– Marge’s heaven daydream is so long, and ultimately just more time killing. And if that’s her worry, then why isn’t she just as concerned with Lisa’s move to Buddhism? Couldn’t she have had a line or something where she was concerned of being the only Christian family member left?
– The entire last act echoes so closely to “Sect,” but the tone is completely different. Marge, Flanders and Lovejoy feel so unbelievably petty, trying to force Bart back into Christianity. Though this is a great line from Lovejoy (“We’re here to bring you back to the one true faith: the Western branch of American Reformed Presbyterianism.”)
– “It’s all Christianity, people! The little stupid differences are nothing compared to the big stupid similarities!” That’s it. That’s all it takes to stop the entire conflict. Everyone is completely swayed, and Father Sean alerts all to abide Bart’s message of peace. But first, a line from Flanders (“He’s right! Can’t we all get together and concentrate on our real enemies: monogamous gays and stem cells?”) Then he mentally notes to re-bless his hand after shaking it with a Catholic. I hate Flanders now. And if there’s one character that shouldn’t elicit a hateful response, it’s motherfucking Flanders.
Season 16 Final Thoughts
Another season, same old shit.
In fact it’s actually getting worse in that episodes are becoming more and more forgettable. Normally with these season round-ups the worst episodes stand out to me, but now I have to go through the list and remember which ones pissed me off the most. It’s all becoming just a big wash, but thankfully there’s only four more seasons of this banality left to do.

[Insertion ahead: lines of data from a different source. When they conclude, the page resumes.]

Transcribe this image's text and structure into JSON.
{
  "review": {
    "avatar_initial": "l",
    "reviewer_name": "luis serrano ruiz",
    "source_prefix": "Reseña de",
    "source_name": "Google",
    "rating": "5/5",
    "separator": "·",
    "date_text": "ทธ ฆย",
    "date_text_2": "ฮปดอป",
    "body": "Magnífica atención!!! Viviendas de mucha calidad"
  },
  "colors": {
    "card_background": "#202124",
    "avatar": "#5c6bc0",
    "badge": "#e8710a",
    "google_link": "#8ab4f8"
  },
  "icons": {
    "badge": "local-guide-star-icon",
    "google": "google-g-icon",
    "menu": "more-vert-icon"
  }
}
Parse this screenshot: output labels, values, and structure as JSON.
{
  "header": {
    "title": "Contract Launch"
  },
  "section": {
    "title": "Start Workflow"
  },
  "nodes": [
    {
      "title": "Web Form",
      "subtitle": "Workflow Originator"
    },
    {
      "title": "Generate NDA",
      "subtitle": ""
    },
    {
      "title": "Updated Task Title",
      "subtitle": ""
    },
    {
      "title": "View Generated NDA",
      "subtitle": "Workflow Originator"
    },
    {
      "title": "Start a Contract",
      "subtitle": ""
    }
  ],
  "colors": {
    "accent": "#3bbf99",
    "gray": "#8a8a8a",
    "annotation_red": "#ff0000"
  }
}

“The Heartbroke Kid,” “A Star is Torn”
“She Used to Be My Girl,” “Mommie Beerest,” “There’s Something About Marrying,” “On a Clear Day I Can’t See My Sister,” “Mobile Homer”